What is being asked -> Each record is to be printed again precisely as it reads.

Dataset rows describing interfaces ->

*** Block opens ***

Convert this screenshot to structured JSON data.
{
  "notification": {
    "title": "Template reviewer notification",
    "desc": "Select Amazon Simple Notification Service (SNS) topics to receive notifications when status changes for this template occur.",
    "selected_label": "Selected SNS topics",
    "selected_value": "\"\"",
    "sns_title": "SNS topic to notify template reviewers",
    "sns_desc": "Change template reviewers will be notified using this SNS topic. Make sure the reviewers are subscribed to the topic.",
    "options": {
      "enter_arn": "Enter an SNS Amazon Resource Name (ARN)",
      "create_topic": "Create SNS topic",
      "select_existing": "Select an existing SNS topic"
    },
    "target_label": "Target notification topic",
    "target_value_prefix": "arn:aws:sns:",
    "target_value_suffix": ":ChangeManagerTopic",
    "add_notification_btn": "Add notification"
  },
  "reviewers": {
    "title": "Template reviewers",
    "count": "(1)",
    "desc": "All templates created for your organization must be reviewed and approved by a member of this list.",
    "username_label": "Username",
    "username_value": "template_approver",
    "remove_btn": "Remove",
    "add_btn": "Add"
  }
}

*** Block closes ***

Solution to this task ->
Convert this screenshot to structured JSON data.
{
  "notification": {
    "title": "Template reviewer notification",
    "desc": "Select Amazon Simple Notification Service (SNS) topics to receive notifications when status changes for this template occur.",
    "selected_label": "Selected SNS topics",
    "selected_value": "\"\"",
    "sns_title": "SNS topic to notify template reviewers",
    "sns_desc": "Change template reviewers will be notified using this SNS topic. Make sure the reviewers are subscribed to the topic.",
    "options": {
      "enter_arn": "Enter an SNS Amazon Resource Name (ARN)",
      "create_topic": "Create SNS topic",
      "select_existing": "Select an existing SNS topic"
    },
    "target_label": "Target notification topic",
    "target_value_prefix": "arn:aws:sns:",
    "target_value_suffix": ":ChangeManagerTopic",
    "add_notification_btn": "Add notification"
  },
  "reviewers": {
    "title": "Template reviewers",
    "count": "(1)",
    "desc": "All templates created for your organization must be reviewed and approved by a member of this list.",
    "username_label": "Username",
    "username_value": "template_approver",
    "remove_btn": "Remove",
    "add_btn": "Add"
  }
}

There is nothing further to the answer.